The non-profit I work for is over 100 years old and I think some of its practices date back about that far. In the past year, a lot of steps have been taken to restructure how we work both here in the US and in the nearly 40 countries we work in around the world. It's been painfully slow and unfortunately I'm caught right in the middle. A full transition of the volunteer program I've designed cannot happen until the restructuring has taken place. I cannot relinquish my responsibilities as the Recruitment Coordinator until changes have happened. Both of these roles are ready to be transitioned. It's like I'm on the brink of a precipice, balancing on the edge, trying not to fall over and yet desperately waving my arms, searching for anything to grab onto to keep me from falling.
Today I met with Dave, the head of our office. He was my boss for about a year until I moved to a new division in September. I wanted to present him with my thoughts on the restructuring and an idea that I had had about how it could look. In the course of our discussion, I asked him what I'm supposed to be doing right now. Do I move on with the plans I've recommended for the volunteer program since it hasn't been moved yet?

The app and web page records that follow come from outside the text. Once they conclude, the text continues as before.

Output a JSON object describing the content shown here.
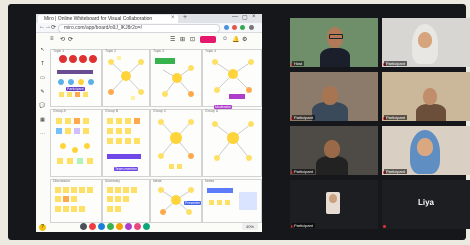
{
  "browser": {
    "tab_title": "Miro | Online Whiteboard for Visual Collaboration",
    "url": "miro.com/app/board/o9J_lKJ8r2o=/",
    "new_tab": "+",
    "tab_close": "×",
    "window_controls": [
      "—",
      "▢",
      "×"
    ]
  },
  "board": {
    "share_label": "Share",
    "help_label": "?",
    "zoom_label": "40%",
    "left_tools": [
      "↖",
      "T",
      "▭",
      "✎",
      "💬",
      "▦",
      "⋯"
    ],
    "top_tools": [
      "≡",
      "⟲",
      "⟳",
      "☰",
      "⊞",
      "⊡",
      "☺",
      "🔔",
      "⚙"
    ],
    "frames": [
      {
        "title": "Topic 1"
      },
      {
        "title": "Topic 2"
      },
      {
        "title": "Topic 3"
      },
      {
        "title": "Topic 4"
      },
      {
        "title": "Group A"
      },
      {
        "title": "Group B"
      },
      {
        "title": "Group C"
      },
      {
        "title": "Group D"
      },
      {
        "title": "Discussion"
      },
      {
        "title": "Summary"
      },
      {
        "title": "Ideas"
      },
      {
        "title": "Notes"
      }
    ],
    "cursor_labels": [
      "Participant",
      "Moderator",
      "Team member",
      "Presenter"
    ],
    "accent": "#e6186c"
  },
  "gallery": {
    "tiles": [
      {
        "name": "Host",
        "muted": true
      },
      {
        "name": "Participant",
        "muted": true
      },
      {
        "name": "Participant",
        "muted": true
      },
      {
        "name": "Participant",
        "muted": true
      },
      {
        "name": "Participant",
        "muted": true
      },
      {
        "name": "Participant",
        "muted": true
      },
      {
        "name": "Participant",
        "muted": true
      },
      {
        "name": "Participant",
        "muted": true
      },
      {
        "name": "Participant",
        "muted": true
      },
      {
        "name": "Liya",
        "muted": true,
        "avatar_text": "Liya"
      }
    ]
  }
}
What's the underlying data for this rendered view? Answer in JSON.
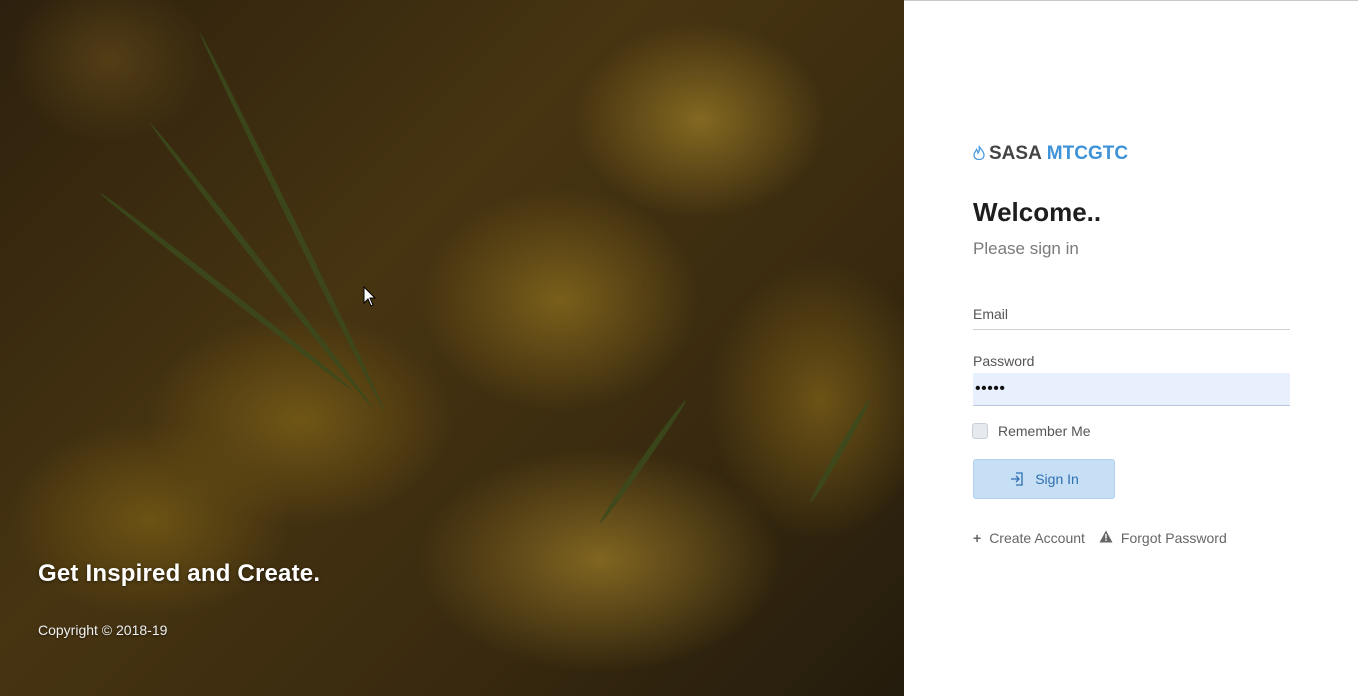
{
  "hero": {
    "tagline": "Get Inspired and Create.",
    "copyright": "Copyright © 2018-19"
  },
  "brand": {
    "icon": "flame-icon",
    "name_part1": "SASA",
    "name_part2": "MTCGTC",
    "accent_color": "#3e93d8"
  },
  "login": {
    "welcome": "Welcome..",
    "subtitle": "Please sign in",
    "email_label": "Email",
    "email_value": "",
    "password_label": "Password",
    "password_value": "•••••",
    "remember_label": "Remember Me",
    "remember_checked": false,
    "signin_label": "Sign In"
  },
  "links": {
    "create_account": "Create Account",
    "forgot_password": "Forgot Password"
  }
}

When will we post the Recruitment Coordinator job description so that we can get someone hired for that role? I'm caught in the middle of the transition and it's not a pretty place to be. He feels like I've exhibited a lot of patience in the midst of all this. I had to quickly set him straight that I've been anything but patient but I also pointed out that perhaps God is using him as as instrument to continue the lessons I'm taking in patience. Patience 101, I think it's called. I'm a lifelong member of this class.
Our meeting ended with no resolutions and, if possible, even more ambiguity than I felt before I walked into his office. I try not to get discouraged but some days it's so hard. I wish someone would just make a decision, implement it and let the chips fall where they may. No plan that anyone devises will please everyone and it would be silly to try and come up with one. Dave seems to be a peacemaker and I think it's difficult for him to make a final decision knowing that he has to deal with the resulting fallout. I don't envy him, it has to be a tough position to be in. I try to remember that and pray when my frustrations mount. After all, organizational change takes time. We didn't get into the mess we're in overnight and we certainly won't fix it overnight either. One step at a time, one teeny-tiny step at a time.